Thursday, February 09, 2012
Nicholas Kristof, bless his heart, since he's one of the few actual liberal columnists at the NY Times who survived 2011, today wrote about Charles Murray's new book, "Coming Apart; the State of White America, 1960-2010."
Murray is the reactionary sociologist who wrote "The Bell Curve" a few years ago, and Kristof agrees with his conclusion in the new book: that white, working-class Americans now suffer from the same types of crippling social malaise that have troubled minority communities for generations, primarily a drug plague and devaluation of marriage, with a corresponding erosion of values which characterize a society whose structure is based on the nuclear family.
Kristof concludes, "Today, I fear we’re facing a crisis in which a chunk of working-class America risks being calcified into an underclass, marked by drugs, despair, family decline, high incarceration rates and a diminishing role of jobs and education as escalators of upward mobility. We need a national conversation about these dimensions of poverty, and maybe Murray can help trigger it. I fear that liberals are too quick to think of inequality as basically about taxes. Yes, our tax system is a disgrace, but poverty is so much deeper and more complex than that."
Of course Murray reflexively blames "liberal social policies" -- the orthodox fascist response -- which describes the details of social dysfunction but misdiagnoses the causes and oigins. Because when people start living just for whatever gratification or pleasure they can get in this moment, and give up any thought of making efforts or sacrifices for future rewards, the society they live in has already collapsed.
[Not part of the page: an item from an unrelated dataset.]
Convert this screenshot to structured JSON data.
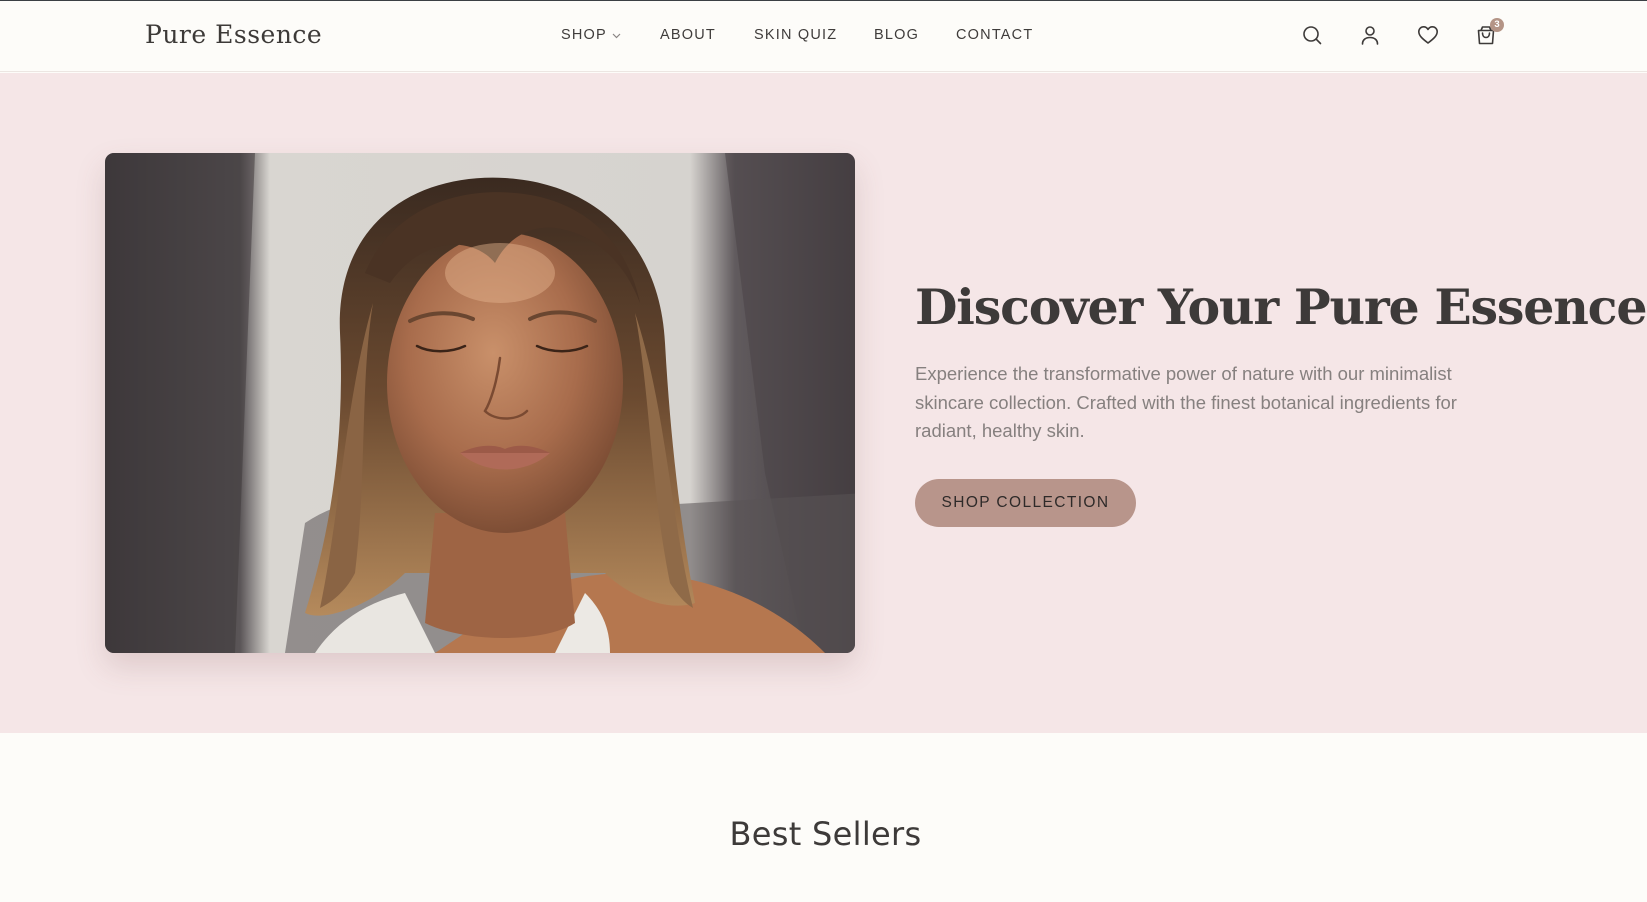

The drug plagues that have rolled through Americans generations from the bottom up -- heroin, crack cocaine, and methamphetamine -- are cries of despair from people who have no future. Why invest the commitment and sacrifice maintaining a family requires when the future is a blank?